    Hold on a minute. The picture shows that the “dumb” half of the multi sensor is changing orientation, meaning that the text in the article can’t be correct. Right?

    • eliot_smartthings

      @Tom,
      Good eye! While the image above is of Gryffie, Andrew’s cat, the mailbox image isn’t the exact mailbox Andrew uses–we just used a professional-quality shot we took after our Kickstarter campaign to convey the idea. Andrew did send us a picture of his mailbox and the Multi sensor PCB inside his mailbox. If you’d like to see it, just drop us a note at reimaginereal@smartthings.com and we’ll be happy to pass it on over!

      Cheers,
      Eliot

  • Paul D.

    Eliot, a major reason we bought SmartThings products is to get alerts when our mail gets delivered. However, based on our experience (and the laws of physics) I think we should have been skeptical of this claim. You’d expect a steel mailbox to act as a near-perfect Faraday cage and block radio signals. It might be possible to get alerts from a sensor mounted inside, say, a plastic Rubbermaid mailbox, but I’d be amazed if you can find anyone having success with a Multi sensor mounted in a steel mailbox that’s facing the street. We’ve certainly tried positioning the Hub as close as we could to the mailbox, even testing with a clear line of sight to the back of our mailbox through a window, and have never gotten this to work. Am I wrong on this? – Paul D.

    • alttext

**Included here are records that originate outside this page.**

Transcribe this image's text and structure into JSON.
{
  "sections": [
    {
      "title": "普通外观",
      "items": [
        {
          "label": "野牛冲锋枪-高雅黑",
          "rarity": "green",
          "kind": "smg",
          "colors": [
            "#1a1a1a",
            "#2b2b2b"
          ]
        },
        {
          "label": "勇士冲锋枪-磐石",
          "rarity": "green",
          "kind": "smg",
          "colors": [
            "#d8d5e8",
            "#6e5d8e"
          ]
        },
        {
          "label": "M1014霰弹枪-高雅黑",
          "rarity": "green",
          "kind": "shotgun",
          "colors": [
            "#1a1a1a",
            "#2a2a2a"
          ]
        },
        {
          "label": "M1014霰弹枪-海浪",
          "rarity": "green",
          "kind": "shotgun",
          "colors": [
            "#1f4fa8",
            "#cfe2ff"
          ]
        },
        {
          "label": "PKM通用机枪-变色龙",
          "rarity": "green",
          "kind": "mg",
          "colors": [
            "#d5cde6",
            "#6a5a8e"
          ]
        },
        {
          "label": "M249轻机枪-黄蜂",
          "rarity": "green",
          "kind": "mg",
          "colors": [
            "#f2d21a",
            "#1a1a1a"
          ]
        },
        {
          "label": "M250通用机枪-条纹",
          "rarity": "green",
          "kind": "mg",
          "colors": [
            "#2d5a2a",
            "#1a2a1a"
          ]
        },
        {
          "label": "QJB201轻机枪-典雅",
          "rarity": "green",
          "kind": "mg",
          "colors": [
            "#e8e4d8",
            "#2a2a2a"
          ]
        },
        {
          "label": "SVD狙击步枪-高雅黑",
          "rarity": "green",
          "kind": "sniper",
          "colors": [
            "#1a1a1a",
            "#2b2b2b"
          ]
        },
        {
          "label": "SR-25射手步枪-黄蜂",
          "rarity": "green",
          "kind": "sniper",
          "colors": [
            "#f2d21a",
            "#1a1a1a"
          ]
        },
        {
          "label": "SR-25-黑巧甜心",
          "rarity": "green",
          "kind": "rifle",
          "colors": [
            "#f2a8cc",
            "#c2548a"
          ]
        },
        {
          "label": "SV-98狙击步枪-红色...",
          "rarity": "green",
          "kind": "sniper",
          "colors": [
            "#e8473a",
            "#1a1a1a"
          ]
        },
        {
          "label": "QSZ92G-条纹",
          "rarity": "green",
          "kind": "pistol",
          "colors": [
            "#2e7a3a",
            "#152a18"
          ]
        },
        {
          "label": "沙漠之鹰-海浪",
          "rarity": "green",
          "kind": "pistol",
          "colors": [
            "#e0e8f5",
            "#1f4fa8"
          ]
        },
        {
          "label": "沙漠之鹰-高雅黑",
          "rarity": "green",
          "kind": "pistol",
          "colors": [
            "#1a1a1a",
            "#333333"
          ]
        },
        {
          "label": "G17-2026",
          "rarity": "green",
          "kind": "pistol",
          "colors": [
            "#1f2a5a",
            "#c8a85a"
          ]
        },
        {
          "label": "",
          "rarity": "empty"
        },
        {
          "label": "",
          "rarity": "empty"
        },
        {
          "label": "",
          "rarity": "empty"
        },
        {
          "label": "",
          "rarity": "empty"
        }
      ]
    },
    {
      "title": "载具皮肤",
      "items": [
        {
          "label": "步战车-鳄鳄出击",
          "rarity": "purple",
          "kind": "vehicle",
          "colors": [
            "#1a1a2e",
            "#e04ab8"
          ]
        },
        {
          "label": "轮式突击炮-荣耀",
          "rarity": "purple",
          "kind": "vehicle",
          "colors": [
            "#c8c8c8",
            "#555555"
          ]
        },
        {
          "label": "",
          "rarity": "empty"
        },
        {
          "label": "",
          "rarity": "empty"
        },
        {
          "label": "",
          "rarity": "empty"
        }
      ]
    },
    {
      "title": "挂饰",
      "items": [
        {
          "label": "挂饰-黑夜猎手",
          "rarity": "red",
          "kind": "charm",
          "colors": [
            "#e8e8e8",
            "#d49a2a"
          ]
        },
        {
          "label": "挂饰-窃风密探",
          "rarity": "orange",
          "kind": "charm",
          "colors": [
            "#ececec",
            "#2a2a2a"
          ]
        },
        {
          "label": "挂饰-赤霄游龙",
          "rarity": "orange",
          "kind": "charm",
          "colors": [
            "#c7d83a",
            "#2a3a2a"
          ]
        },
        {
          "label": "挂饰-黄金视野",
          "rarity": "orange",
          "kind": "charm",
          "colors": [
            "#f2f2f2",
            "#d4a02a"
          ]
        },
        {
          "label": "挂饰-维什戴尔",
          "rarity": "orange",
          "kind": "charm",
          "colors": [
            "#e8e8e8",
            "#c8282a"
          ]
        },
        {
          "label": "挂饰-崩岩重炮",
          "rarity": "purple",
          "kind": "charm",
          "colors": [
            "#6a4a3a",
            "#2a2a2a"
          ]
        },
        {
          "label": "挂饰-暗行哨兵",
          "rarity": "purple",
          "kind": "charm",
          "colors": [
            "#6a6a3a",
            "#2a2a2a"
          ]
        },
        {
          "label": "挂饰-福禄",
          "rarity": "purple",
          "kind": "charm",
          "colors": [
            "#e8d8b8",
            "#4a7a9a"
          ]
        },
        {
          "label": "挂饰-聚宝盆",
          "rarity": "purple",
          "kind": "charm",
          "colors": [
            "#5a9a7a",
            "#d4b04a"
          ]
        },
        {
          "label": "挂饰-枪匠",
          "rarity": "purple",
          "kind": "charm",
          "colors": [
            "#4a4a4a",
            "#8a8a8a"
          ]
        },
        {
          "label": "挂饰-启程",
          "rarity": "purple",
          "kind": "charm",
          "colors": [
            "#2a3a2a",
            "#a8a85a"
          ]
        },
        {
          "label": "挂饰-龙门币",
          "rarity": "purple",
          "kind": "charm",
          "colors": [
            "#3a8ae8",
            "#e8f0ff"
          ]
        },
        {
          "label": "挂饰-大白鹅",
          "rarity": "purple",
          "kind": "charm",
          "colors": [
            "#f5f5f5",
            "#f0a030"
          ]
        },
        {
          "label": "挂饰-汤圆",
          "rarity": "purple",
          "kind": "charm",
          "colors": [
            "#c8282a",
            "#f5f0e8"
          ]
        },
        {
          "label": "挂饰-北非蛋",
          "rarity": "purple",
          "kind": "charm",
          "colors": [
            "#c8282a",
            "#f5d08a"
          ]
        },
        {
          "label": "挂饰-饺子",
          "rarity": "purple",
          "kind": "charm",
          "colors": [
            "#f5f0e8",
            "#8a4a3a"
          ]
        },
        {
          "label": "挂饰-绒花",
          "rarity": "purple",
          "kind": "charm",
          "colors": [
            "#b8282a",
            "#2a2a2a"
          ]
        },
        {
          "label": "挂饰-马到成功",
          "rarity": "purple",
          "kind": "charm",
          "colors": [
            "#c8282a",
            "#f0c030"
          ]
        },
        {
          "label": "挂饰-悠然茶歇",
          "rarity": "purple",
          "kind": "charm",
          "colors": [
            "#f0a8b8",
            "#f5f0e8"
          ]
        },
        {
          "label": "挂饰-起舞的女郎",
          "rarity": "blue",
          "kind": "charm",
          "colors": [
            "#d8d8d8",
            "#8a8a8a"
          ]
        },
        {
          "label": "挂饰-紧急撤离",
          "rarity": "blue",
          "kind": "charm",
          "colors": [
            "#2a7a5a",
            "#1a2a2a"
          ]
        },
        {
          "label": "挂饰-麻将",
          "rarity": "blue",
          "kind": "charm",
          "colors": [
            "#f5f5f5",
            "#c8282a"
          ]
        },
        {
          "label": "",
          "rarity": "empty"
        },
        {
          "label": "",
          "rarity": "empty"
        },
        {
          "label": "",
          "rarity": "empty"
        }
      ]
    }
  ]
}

      It really depends how far the mailbox is. Also you don’t need to mount the sensor inside the mailbox. You can put it in a plastic bad and secure it to the underside or back. You don’t need the open/close aspect t the sensor – you can rely simply on vibration. That’s what we do.